> **Exercise data**
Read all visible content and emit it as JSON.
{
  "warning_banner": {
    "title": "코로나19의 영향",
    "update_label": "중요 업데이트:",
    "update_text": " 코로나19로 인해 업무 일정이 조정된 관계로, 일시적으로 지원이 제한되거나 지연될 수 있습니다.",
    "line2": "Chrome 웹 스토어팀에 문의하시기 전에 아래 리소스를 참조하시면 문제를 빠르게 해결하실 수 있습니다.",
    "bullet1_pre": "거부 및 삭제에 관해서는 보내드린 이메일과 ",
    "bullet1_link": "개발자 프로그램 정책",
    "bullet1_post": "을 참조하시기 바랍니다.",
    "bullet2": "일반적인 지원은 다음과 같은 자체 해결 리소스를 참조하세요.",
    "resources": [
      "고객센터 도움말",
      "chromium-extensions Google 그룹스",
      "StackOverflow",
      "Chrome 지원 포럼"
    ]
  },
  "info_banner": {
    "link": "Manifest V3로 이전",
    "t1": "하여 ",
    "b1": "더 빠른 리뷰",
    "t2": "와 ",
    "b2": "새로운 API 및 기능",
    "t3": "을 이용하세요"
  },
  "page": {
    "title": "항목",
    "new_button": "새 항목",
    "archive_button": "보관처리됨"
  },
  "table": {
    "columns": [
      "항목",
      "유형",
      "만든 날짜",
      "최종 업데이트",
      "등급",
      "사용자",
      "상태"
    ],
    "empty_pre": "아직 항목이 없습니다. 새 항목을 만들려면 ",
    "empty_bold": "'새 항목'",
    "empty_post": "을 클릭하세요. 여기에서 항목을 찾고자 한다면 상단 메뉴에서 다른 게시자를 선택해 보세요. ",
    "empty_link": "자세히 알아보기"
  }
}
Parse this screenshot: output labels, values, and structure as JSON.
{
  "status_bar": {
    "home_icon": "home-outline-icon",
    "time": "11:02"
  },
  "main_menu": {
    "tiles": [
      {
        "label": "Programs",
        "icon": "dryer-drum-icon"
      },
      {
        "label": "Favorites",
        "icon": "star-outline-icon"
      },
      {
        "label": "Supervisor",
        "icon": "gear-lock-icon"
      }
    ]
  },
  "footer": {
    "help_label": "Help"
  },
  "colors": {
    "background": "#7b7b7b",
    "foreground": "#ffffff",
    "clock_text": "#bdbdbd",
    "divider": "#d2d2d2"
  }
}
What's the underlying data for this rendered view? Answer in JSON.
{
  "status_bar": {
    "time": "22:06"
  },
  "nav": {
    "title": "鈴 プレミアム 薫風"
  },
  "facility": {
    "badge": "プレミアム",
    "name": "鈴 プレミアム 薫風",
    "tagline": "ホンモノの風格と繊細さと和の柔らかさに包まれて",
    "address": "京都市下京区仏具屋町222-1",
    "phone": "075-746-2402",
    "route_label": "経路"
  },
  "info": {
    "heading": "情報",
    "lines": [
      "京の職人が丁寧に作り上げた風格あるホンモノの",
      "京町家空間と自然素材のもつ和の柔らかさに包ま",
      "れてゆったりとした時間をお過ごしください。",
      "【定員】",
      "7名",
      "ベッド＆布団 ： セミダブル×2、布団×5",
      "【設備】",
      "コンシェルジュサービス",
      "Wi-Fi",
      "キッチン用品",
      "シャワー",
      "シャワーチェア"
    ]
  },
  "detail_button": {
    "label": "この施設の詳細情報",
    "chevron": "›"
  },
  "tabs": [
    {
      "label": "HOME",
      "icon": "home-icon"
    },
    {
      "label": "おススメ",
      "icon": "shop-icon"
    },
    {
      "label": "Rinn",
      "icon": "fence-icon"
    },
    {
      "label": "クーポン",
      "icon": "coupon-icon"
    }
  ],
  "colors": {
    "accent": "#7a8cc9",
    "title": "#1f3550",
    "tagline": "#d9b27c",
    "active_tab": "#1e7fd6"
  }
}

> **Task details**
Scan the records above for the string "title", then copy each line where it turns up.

> **Result for this exercise**
    "title": "코로나19의 영향",
    "title": "항목",
    "title": "鈴 プレミアム 薫風"
    "title": "#1f3550",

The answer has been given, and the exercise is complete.